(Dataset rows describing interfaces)

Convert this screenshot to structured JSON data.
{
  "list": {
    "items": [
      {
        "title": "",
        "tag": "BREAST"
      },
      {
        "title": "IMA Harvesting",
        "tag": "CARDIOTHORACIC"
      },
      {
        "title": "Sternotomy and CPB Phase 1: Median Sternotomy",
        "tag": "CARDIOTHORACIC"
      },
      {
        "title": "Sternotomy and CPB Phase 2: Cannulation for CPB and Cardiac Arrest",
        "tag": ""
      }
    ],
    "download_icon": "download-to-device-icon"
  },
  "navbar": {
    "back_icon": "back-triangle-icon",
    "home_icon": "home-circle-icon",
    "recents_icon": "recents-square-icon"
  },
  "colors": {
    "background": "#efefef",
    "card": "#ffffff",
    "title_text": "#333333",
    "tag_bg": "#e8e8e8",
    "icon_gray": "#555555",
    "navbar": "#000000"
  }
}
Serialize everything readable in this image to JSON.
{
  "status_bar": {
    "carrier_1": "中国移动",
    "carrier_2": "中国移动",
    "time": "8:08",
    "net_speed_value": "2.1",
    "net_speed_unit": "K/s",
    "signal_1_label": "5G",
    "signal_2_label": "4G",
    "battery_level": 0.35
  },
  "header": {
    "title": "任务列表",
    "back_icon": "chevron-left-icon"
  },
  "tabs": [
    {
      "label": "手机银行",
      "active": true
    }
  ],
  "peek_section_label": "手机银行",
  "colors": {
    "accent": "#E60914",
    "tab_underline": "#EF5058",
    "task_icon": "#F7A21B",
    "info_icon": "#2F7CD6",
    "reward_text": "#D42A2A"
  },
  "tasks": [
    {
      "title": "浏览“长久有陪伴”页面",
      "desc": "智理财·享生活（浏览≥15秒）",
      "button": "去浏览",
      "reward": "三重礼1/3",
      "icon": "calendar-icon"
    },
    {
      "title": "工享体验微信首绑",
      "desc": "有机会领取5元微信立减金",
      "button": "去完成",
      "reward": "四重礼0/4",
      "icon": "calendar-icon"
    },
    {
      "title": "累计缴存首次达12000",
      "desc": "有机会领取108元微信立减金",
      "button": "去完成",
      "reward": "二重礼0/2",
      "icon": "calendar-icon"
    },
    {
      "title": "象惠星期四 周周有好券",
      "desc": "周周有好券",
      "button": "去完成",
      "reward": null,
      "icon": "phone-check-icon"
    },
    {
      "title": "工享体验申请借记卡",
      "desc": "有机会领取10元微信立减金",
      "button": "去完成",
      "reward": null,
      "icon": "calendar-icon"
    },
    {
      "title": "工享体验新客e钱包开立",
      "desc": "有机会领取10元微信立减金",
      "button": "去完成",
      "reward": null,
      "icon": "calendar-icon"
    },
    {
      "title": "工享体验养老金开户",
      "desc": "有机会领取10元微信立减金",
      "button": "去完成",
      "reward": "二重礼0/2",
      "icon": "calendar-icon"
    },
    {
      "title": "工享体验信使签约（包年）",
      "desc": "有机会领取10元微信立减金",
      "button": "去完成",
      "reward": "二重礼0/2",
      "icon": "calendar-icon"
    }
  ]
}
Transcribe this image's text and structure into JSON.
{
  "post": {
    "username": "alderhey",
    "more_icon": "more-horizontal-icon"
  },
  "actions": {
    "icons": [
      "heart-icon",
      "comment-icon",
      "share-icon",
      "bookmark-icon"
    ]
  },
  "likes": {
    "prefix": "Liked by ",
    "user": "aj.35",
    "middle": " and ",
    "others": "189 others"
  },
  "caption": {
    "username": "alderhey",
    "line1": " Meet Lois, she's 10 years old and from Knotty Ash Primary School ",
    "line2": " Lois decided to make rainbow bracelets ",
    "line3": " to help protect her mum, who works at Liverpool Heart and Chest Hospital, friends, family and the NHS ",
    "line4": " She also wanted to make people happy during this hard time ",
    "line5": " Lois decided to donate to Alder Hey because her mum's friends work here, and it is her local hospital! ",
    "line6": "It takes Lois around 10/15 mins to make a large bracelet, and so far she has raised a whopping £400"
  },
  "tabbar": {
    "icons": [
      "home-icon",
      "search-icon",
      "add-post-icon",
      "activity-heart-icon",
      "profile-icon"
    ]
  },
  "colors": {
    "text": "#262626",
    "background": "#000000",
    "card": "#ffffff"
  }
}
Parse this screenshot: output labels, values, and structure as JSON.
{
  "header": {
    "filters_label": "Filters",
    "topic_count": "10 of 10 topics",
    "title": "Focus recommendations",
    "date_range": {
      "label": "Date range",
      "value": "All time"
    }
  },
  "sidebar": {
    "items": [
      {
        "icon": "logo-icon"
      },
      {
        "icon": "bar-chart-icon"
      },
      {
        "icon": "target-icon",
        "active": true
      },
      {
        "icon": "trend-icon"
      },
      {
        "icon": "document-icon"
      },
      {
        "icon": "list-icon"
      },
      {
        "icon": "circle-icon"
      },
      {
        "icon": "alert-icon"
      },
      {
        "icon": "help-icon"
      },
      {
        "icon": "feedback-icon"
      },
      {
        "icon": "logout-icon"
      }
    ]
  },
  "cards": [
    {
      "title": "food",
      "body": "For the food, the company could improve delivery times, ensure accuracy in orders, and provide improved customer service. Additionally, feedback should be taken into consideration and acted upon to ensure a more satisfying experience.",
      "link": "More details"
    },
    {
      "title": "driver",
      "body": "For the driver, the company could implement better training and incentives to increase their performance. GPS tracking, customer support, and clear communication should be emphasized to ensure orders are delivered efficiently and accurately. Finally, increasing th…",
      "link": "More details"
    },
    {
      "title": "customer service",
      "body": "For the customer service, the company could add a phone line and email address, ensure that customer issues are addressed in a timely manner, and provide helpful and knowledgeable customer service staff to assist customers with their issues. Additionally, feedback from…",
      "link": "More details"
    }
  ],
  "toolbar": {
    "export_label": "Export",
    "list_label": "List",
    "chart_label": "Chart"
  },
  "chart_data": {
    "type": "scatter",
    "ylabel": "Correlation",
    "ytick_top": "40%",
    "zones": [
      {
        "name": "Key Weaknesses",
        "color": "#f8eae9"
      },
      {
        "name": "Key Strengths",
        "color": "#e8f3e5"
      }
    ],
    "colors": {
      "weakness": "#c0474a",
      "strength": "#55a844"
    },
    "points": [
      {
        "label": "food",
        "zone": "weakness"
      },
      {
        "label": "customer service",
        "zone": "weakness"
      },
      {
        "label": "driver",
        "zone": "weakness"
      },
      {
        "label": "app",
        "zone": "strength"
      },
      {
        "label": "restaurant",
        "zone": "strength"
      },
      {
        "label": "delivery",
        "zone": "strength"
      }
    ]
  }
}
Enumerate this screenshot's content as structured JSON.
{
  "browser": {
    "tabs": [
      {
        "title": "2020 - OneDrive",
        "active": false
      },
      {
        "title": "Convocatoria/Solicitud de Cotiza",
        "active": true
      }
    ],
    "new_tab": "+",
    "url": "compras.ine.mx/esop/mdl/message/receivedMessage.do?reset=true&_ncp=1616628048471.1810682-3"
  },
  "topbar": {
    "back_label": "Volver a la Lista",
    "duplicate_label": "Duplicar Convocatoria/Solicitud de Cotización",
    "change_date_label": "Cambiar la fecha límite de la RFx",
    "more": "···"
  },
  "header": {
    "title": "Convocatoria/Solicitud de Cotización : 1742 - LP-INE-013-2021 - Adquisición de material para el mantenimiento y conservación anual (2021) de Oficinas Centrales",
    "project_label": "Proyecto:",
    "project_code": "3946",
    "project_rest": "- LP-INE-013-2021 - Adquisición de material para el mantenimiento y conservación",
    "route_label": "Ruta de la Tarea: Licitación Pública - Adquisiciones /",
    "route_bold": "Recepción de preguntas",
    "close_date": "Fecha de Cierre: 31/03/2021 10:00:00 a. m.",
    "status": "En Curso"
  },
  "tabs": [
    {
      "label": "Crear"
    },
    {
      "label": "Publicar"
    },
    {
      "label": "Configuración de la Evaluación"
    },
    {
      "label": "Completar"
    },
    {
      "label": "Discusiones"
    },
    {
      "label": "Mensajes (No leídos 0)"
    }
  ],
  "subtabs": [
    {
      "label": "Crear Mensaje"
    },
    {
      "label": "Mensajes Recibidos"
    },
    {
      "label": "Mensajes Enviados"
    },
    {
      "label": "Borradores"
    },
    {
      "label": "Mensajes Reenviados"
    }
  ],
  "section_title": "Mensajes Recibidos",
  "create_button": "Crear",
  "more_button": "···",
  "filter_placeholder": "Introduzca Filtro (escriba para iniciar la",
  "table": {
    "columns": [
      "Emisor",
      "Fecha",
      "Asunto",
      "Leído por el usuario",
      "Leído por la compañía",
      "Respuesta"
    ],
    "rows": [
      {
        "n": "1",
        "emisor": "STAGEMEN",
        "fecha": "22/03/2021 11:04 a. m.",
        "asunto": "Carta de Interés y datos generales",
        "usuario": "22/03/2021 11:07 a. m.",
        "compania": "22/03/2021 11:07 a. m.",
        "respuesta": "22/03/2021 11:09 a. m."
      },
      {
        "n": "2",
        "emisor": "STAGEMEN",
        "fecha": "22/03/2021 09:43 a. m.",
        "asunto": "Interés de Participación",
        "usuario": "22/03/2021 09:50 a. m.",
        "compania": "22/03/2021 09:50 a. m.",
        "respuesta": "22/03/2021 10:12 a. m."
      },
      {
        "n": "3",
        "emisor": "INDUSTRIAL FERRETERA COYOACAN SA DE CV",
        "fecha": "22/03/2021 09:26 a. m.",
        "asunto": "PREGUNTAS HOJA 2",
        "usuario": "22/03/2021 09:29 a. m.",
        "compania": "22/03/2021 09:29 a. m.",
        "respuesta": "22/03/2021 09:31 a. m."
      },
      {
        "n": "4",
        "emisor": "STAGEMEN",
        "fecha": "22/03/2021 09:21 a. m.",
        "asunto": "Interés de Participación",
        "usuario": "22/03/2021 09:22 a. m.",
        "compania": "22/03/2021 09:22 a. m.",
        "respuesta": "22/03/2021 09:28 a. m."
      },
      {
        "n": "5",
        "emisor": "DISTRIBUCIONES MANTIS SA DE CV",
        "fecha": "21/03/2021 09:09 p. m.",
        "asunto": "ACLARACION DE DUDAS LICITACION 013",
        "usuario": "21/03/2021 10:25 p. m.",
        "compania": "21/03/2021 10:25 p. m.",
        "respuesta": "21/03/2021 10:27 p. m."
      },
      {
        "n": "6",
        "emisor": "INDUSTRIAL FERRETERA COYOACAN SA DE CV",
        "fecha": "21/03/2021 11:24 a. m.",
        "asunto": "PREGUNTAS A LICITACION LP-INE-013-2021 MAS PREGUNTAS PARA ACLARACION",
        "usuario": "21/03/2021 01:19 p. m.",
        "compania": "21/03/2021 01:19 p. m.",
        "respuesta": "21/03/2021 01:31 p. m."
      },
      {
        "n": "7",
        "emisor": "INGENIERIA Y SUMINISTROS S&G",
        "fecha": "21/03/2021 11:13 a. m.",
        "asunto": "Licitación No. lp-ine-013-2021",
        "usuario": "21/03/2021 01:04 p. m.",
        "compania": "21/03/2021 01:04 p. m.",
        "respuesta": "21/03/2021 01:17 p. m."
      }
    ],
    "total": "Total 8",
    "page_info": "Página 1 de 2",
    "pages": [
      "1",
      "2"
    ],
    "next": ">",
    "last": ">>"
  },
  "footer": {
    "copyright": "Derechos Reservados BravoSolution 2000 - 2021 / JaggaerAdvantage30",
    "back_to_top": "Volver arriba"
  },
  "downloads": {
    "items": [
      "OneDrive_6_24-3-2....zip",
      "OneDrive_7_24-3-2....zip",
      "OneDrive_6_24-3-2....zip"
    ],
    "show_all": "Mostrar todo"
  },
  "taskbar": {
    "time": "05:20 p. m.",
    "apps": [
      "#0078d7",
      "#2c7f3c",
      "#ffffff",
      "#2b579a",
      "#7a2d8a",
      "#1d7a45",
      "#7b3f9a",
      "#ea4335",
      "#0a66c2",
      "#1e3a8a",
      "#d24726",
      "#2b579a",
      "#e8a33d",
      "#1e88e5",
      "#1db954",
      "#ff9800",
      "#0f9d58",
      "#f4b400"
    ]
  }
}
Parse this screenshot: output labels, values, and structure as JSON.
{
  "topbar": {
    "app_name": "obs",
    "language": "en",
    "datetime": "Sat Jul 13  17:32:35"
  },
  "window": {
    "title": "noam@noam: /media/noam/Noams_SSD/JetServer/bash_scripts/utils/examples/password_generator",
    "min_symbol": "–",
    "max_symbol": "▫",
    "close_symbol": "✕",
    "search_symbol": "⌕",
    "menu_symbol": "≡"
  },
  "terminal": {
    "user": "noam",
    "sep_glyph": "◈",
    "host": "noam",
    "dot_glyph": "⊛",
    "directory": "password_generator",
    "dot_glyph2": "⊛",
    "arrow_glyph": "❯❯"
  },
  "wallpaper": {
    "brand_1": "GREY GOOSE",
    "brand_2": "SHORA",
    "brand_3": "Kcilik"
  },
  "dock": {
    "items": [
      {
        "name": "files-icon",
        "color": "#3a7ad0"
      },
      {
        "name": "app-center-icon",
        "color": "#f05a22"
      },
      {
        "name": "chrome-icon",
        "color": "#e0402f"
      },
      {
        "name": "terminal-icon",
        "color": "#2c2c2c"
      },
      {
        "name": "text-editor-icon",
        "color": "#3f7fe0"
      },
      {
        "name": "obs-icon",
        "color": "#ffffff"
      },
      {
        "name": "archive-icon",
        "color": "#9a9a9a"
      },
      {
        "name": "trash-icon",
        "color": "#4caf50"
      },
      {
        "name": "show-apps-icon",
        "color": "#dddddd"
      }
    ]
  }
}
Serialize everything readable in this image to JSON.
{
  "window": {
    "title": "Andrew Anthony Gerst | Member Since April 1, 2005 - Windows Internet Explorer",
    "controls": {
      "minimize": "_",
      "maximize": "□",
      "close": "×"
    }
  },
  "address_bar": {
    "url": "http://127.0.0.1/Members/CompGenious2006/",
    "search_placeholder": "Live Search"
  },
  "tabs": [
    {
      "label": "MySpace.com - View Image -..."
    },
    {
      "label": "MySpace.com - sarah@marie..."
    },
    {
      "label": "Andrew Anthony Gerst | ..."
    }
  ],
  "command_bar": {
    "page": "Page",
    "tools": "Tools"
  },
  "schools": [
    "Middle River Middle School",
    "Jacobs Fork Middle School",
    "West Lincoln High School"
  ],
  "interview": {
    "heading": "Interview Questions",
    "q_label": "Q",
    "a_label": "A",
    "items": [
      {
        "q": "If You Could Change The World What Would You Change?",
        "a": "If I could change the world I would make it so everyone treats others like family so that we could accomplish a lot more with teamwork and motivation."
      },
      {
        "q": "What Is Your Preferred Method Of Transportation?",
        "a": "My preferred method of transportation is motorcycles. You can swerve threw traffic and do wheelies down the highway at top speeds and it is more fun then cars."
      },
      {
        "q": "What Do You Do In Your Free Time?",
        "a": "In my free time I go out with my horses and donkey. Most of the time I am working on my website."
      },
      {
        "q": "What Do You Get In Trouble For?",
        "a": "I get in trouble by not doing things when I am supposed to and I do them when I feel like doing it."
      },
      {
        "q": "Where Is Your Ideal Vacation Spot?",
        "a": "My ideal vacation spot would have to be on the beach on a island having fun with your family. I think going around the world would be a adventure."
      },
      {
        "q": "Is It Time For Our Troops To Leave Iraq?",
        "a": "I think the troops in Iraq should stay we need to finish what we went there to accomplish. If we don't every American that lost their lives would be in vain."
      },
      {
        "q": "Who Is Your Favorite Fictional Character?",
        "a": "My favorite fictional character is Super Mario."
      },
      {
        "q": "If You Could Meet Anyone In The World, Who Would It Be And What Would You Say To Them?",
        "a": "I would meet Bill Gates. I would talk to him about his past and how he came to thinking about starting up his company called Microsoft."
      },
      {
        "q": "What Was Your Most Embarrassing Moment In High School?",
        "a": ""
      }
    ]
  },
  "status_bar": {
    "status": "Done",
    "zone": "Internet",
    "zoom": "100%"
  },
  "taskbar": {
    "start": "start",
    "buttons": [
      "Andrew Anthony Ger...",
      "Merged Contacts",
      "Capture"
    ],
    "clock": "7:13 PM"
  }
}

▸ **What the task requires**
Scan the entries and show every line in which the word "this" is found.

▸ **Solved exercise**
Convert this screenshot to structured JSON data.
Serialize everything readable in this image to JSON.
Transcribe this image's text and structure into JSON.
    "line4": " She also wanted to make people happy during this hard time ",
Parse this screenshot: output labels, values, and structure as JSON.
Enumerate this screenshot's content as structured JSON.
Parse this screenshot: output labels, values, and structure as JSON.
Serialize everything readable in this image to JSON.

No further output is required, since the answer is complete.